(Entries from a dataset of interfaces)
^^^^^^^^
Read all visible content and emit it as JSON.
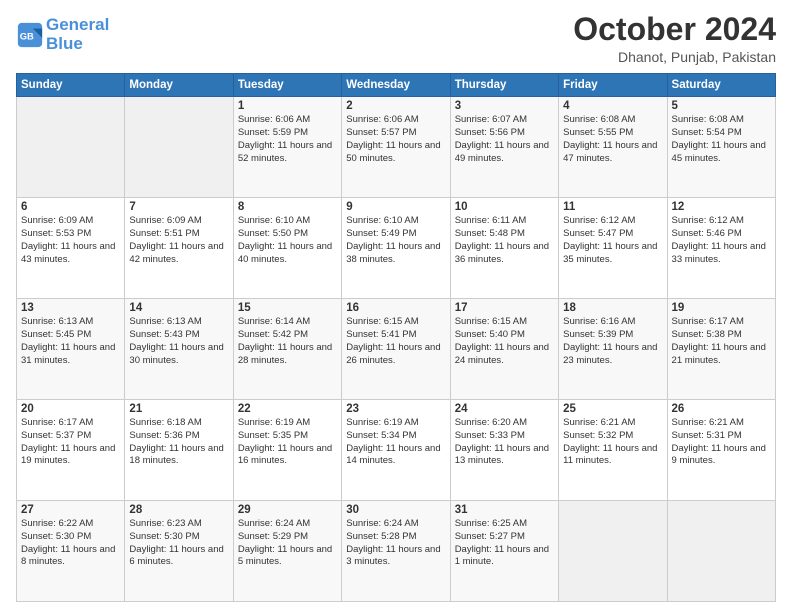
{
  "header": {
    "logo_line1": "General",
    "logo_line2": "Blue",
    "month": "October 2024",
    "location": "Dhanot, Punjab, Pakistan"
  },
  "weekdays": [
    "Sunday",
    "Monday",
    "Tuesday",
    "Wednesday",
    "Thursday",
    "Friday",
    "Saturday"
  ],
  "rows": [
    [
      {
        "day": "",
        "info": ""
      },
      {
        "day": "",
        "info": ""
      },
      {
        "day": "1",
        "info": "Sunrise: 6:06 AM\nSunset: 5:59 PM\nDaylight: 11 hours and 52 minutes."
      },
      {
        "day": "2",
        "info": "Sunrise: 6:06 AM\nSunset: 5:57 PM\nDaylight: 11 hours and 50 minutes."
      },
      {
        "day": "3",
        "info": "Sunrise: 6:07 AM\nSunset: 5:56 PM\nDaylight: 11 hours and 49 minutes."
      },
      {
        "day": "4",
        "info": "Sunrise: 6:08 AM\nSunset: 5:55 PM\nDaylight: 11 hours and 47 minutes."
      },
      {
        "day": "5",
        "info": "Sunrise: 6:08 AM\nSunset: 5:54 PM\nDaylight: 11 hours and 45 minutes."
      }
    ],
    [
      {
        "day": "6",
        "info": "Sunrise: 6:09 AM\nSunset: 5:53 PM\nDaylight: 11 hours and 43 minutes."
      },
      {
        "day": "7",
        "info": "Sunrise: 6:09 AM\nSunset: 5:51 PM\nDaylight: 11 hours and 42 minutes."
      },
      {
        "day": "8",
        "info": "Sunrise: 6:10 AM\nSunset: 5:50 PM\nDaylight: 11 hours and 40 minutes."
      },
      {
        "day": "9",
        "info": "Sunrise: 6:10 AM\nSunset: 5:49 PM\nDaylight: 11 hours and 38 minutes."
      },
      {
        "day": "10",
        "info": "Sunrise: 6:11 AM\nSunset: 5:48 PM\nDaylight: 11 hours and 36 minutes."
      },
      {
        "day": "11",
        "info": "Sunrise: 6:12 AM\nSunset: 5:47 PM\nDaylight: 11 hours and 35 minutes."
      },
      {
        "day": "12",
        "info": "Sunrise: 6:12 AM\nSunset: 5:46 PM\nDaylight: 11 hours and 33 minutes."
      }
    ],
    [
      {
        "day": "13",
        "info": "Sunrise: 6:13 AM\nSunset: 5:45 PM\nDaylight: 11 hours and 31 minutes."
      },
      {
        "day": "14",
        "info": "Sunrise: 6:13 AM\nSunset: 5:43 PM\nDaylight: 11 hours and 30 minutes."
      },
      {
        "day": "15",
        "info": "Sunrise: 6:14 AM\nSunset: 5:42 PM\nDaylight: 11 hours and 28 minutes."
      },
      {
        "day": "16",
        "info": "Sunrise: 6:15 AM\nSunset: 5:41 PM\nDaylight: 11 hours and 26 minutes."
      },
      {
        "day": "17",
        "info": "Sunrise: 6:15 AM\nSunset: 5:40 PM\nDaylight: 11 hours and 24 minutes."
      },
      {
        "day": "18",
        "info": "Sunrise: 6:16 AM\nSunset: 5:39 PM\nDaylight: 11 hours and 23 minutes."
      },
      {
        "day": "19",
        "info": "Sunrise: 6:17 AM\nSunset: 5:38 PM\nDaylight: 11 hours and 21 minutes."
      }
    ],
    [
      {
        "day": "20",
        "info": "Sunrise: 6:17 AM\nSunset: 5:37 PM\nDaylight: 11 hours and 19 minutes."
      },
      {
        "day": "21",
        "info": "Sunrise: 6:18 AM\nSunset: 5:36 PM\nDaylight: 11 hours and 18 minutes."
      },
      {
        "day": "22",
        "info": "Sunrise: 6:19 AM\nSunset: 5:35 PM\nDaylight: 11 hours and 16 minutes."
      },
      {
        "day": "23",
        "info": "Sunrise: 6:19 AM\nSunset: 5:34 PM\nDaylight: 11 hours and 14 minutes."
      },
      {
        "day": "24",
        "info": "Sunrise: 6:20 AM\nSunset: 5:33 PM\nDaylight: 11 hours and 13 minutes."
      },
      {
        "day": "25",
        "info": "Sunrise: 6:21 AM\nSunset: 5:32 PM\nDaylight: 11 hours and 11 minutes."
      },
      {
        "day": "26",
        "info": "Sunrise: 6:21 AM\nSunset: 5:31 PM\nDaylight: 11 hours and 9 minutes."
      }
    ],
    [
      {
        "day": "27",
        "info": "Sunrise: 6:22 AM\nSunset: 5:30 PM\nDaylight: 11 hours and 8 minutes."
      },
      {
        "day": "28",
        "info": "Sunrise: 6:23 AM\nSunset: 5:30 PM\nDaylight: 11 hours and 6 minutes."
      },
      {
        "day": "29",
        "info": "Sunrise: 6:24 AM\nSunset: 5:29 PM\nDaylight: 11 hours and 5 minutes."
      },
      {
        "day": "30",
        "info": "Sunrise: 6:24 AM\nSunset: 5:28 PM\nDaylight: 11 hours and 3 minutes."
      },
      {
        "day": "31",
        "info": "Sunrise: 6:25 AM\nSunset: 5:27 PM\nDaylight: 11 hours and 1 minute."
      },
      {
        "day": "",
        "info": ""
      },
      {
        "day": "",
        "info": ""
      }
    ]
  ]
}
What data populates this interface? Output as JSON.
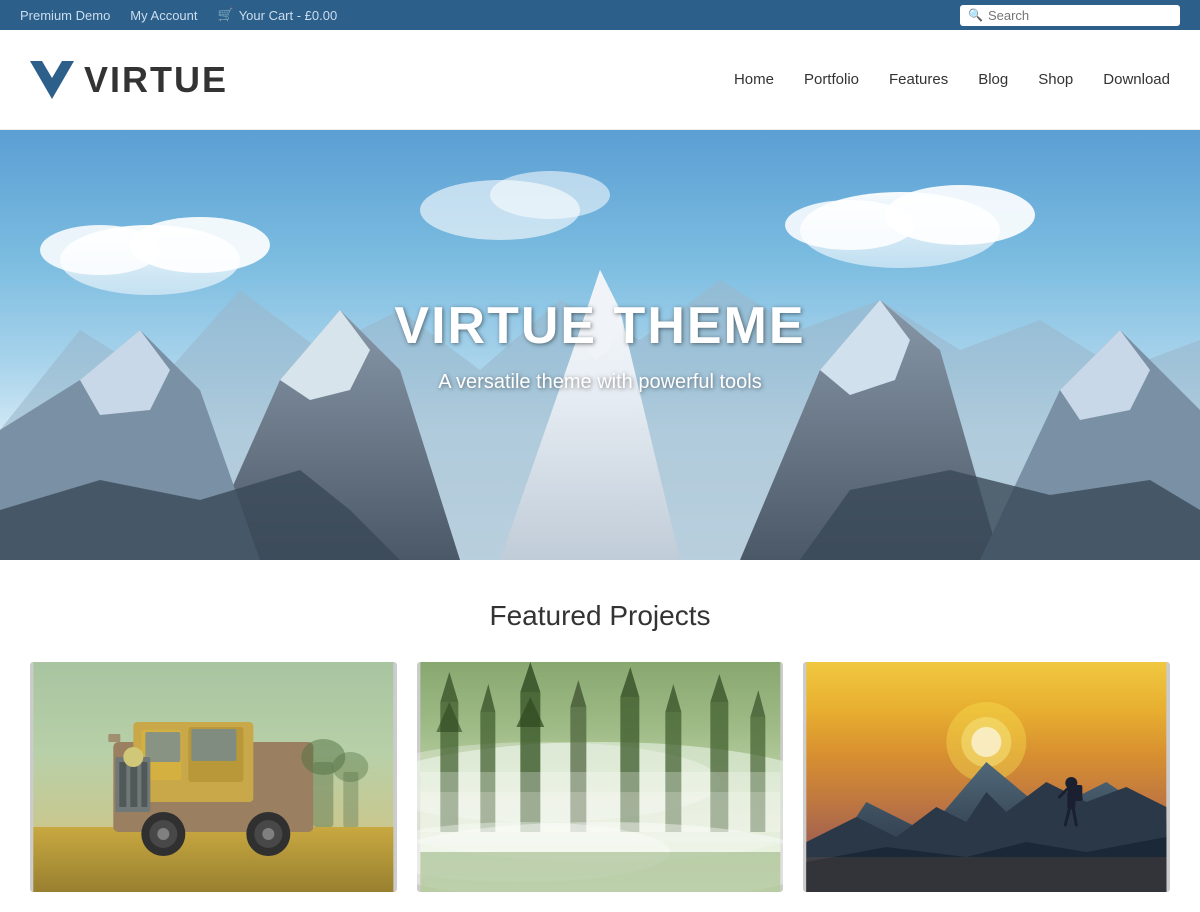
{
  "topbar": {
    "premium_demo": "Premium Demo",
    "my_account": "My Account",
    "cart_icon": "🛒",
    "cart_text": "Your Cart - £0.00",
    "search_placeholder": "Search"
  },
  "header": {
    "logo_text": "VIRTUE",
    "nav": {
      "home": "Home",
      "portfolio": "Portfolio",
      "features": "Features",
      "blog": "Blog",
      "shop": "Shop",
      "download": "Download"
    }
  },
  "hero": {
    "title": "VIRTUE THEME",
    "subtitle": "A versatile theme with powerful tools"
  },
  "featured": {
    "section_title": "Featured Projects",
    "projects": [
      {
        "id": 1,
        "alt": "Old rusty truck in a field"
      },
      {
        "id": 2,
        "alt": "Misty forest with fog"
      },
      {
        "id": 3,
        "alt": "Hiker on mountain at sunset"
      }
    ]
  }
}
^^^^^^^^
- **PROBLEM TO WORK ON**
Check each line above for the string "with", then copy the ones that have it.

- **TASK OUTPUT**
    "subtitle": "A versatile theme with powerful tools"
        "alt": "Misty forest with fog"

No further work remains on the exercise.